“Compelling . . . Saga Boy is an eloquent memoir about Antonio Michael Downing’s experiences as an immigrant in a minority population; it centers his resilience.”
“An engaging narrative about the search for home, belonging, and identity . . . Intriguing, passionate, and often moving.”
“Singularly dazzling, Saga Boy is a brilliant collage of the twenty-first century’s most incredible memoirs. Told with an unforgettable and innovative pace, this a book I will reread forever.”
"Saga Boy is an utterly riveting and powerful foray into tracing the lands and communities that make and mold us. A triumph!"
“A vibrant, evocative, and searing account of the lives of Black immigrants. Downing helps us understand the rage and resilience of Black boys—motherless, fatherless, itinerant—and the communities that intervene to raise them. The triumph of Saga Boy is the triumph of Blackness everywhere—the irrepressible instinct for survival in a world where Blacks are prey.”
“An emotionally captivating, heartbreaking read on one man’s journey to understand who he is, where he comes from and where he belongs. From being the only Black family in Wabigoon to moving transformatively through the music scene in the city, Saga Boy makes us all question the strength of the ties that bind and where our future lies.”

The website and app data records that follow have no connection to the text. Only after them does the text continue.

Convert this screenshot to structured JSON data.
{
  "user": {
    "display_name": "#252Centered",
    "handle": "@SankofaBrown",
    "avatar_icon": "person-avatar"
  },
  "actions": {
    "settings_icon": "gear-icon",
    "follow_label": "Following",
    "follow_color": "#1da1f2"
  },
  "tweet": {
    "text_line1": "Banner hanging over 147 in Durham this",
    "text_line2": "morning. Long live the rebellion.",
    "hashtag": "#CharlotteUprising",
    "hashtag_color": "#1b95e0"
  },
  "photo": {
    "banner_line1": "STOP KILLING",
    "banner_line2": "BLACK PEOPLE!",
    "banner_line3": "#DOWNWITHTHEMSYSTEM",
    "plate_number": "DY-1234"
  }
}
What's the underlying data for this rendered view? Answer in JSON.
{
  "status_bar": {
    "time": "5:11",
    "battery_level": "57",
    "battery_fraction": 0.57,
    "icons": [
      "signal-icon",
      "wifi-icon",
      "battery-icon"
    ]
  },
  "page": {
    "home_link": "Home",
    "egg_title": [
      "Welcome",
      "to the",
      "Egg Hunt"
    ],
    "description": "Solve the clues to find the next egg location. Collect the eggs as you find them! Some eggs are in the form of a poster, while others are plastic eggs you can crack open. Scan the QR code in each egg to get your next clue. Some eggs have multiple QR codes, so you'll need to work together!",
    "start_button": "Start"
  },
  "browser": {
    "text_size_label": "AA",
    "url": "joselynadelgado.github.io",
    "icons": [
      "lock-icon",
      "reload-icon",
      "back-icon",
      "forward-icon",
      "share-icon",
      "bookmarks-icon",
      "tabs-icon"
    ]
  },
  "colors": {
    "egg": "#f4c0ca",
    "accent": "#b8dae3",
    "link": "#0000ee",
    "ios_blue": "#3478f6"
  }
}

“Downing transports readers to the steamy, scented jungle of Trinidad where he lived with his grandmother as a child. Miss Excelly stands with ramrod dignity, glories in the Lord’s love, and jumps off the page with her strength, her joy, and her suffering. As Faulkner created the powerful Dilsey in The Sound and the Fury, Downing has created Miss Excelly. A story of resilience and character, Saga Boy is bound to become a Canadian classic.”
In Saga Boy, Downing offers expertise and experience, intellect and intimacy; this is a book that names the griefs and violences of colonialism and insists on the tentacular ways they reach into all facets of being. It is also a book about kinship, pleasure, celebration, and love. Saga Boy is the story of a remarkable life, one both relatable and not, told with intricacy. It charts the ways space and time shape people into many, discernible persons within a lifetime. Truly unforgettable.”
“Downing seamlessly blends poetic images, music, and storytelling to create a poignant and stunningly honest memoir of a young man’s adamant determination to navigate his position and find himself despite the boundaries of colonialism, racism, and the endless sense of disbelonging.”